A swim program in Chesterfield County has outgrown its pond.
Quest Swimming has started a project to build a 25 meter four lane pool in a new 5,700 square foot building on its property at 6800 Deer Run Drive. The organization hopes to complete construction early next year.
The new pool comes as Quest also explores expanded programs and swim lesson partnerships with private schools.
Upon completion of the project, Quest will have two pools in separate structures: one dedicated to the program swim school and the other a base for the Quest swim team.
The new pool is expected to cost $1.8 million, and in addition to the pool, it will also include changing rooms, restrooms, a parent lobby and offices, CEO Chad Onken said.
Onken said the expansion will help facilitate the growth of both programs. This will also simplify the coordination of the activities of the two programmes. Currently, Quest uses its only swimming pool for swimming lessons and its swim team. Quest’s existing pool has six lanes and measures 25 meters in a 1,500 square foot facility.
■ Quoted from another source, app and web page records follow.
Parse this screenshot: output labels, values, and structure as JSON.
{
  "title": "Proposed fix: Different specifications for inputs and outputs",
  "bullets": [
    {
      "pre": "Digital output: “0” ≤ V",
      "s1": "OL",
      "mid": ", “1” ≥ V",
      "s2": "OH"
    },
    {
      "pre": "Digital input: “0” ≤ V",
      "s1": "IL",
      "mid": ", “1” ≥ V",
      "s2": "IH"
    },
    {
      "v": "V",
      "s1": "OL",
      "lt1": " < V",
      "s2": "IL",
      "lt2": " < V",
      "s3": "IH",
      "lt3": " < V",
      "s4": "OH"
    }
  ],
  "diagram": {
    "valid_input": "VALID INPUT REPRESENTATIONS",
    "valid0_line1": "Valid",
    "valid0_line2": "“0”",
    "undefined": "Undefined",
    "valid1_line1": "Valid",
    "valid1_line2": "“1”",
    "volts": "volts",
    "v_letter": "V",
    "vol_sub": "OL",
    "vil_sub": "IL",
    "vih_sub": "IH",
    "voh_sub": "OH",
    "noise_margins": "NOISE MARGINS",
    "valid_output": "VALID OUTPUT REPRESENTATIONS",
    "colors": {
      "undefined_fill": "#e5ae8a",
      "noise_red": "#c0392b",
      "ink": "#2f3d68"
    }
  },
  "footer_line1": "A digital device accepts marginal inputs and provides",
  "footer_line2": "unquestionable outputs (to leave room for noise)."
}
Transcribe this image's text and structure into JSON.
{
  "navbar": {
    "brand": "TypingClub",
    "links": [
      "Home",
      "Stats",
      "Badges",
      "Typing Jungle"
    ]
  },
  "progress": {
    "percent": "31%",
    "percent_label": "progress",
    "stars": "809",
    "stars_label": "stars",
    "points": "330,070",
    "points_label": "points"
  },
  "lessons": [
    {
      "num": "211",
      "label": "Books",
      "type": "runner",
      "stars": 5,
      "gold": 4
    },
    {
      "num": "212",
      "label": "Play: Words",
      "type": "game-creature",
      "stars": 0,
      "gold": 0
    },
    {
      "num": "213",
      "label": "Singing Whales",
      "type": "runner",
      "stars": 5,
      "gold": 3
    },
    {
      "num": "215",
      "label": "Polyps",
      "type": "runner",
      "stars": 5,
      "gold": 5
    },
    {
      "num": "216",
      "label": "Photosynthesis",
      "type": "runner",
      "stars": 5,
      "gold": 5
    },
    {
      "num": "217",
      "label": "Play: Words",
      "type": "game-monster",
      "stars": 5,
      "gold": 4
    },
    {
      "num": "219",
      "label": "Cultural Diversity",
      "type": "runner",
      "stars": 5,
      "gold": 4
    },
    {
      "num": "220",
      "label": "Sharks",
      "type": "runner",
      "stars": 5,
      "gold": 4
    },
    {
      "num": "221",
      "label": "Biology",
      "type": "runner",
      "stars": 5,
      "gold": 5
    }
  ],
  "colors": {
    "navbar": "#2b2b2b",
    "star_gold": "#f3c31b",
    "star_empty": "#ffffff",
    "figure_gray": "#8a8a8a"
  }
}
“We are certainly at full capacity and trying to do both swim school and swim team in the same facility is extremely difficult,” he said.
The swim team has about 275 members, and Onken said he would like to see it grow to 300 members or more. The Quest swim lesson program, which offers lessons for children and adults, has about 500 participants per week.
“Our vision is the creation of an aquatic campus that can serve and help anyone in any aquatic situation,” he said. “When people think of water sports, we want people to think of Quest Swimming.”
The general contractor for the project is Graybeale Construction. The architectural firm is Balzer and Associates. Quest plans to finance the project through a loan from Old Point National Bank.
Quest has 25 part-time and full-time employees. While he expects to increase his numbers, Onken said a specific number has not yet been set.
The new pool will also help Quest expand its programming. Onken said he would like to attract more people who need space to train for triathlons.
“It’s not something we’re known for, but it’s one of the few things we want to be known for,” he said.
Onken said there were ongoing talks between Quest and undisclosed local private schools to sign deals in which Quest would be paid to provide swimming lessons to students, which would be a first for the organization.
“It’s a really big deal, absolutely, but our discussions at this point are very preliminary,” he said.
Onken co-owns Quest with John Smithson.
Quest isn’t the only local swim club in expansion mode. Henrico-based Virginia Aquatics’ NOVA opened a 50,000-square-foot swimming facility in the former Macy’s South building in Regency late last year.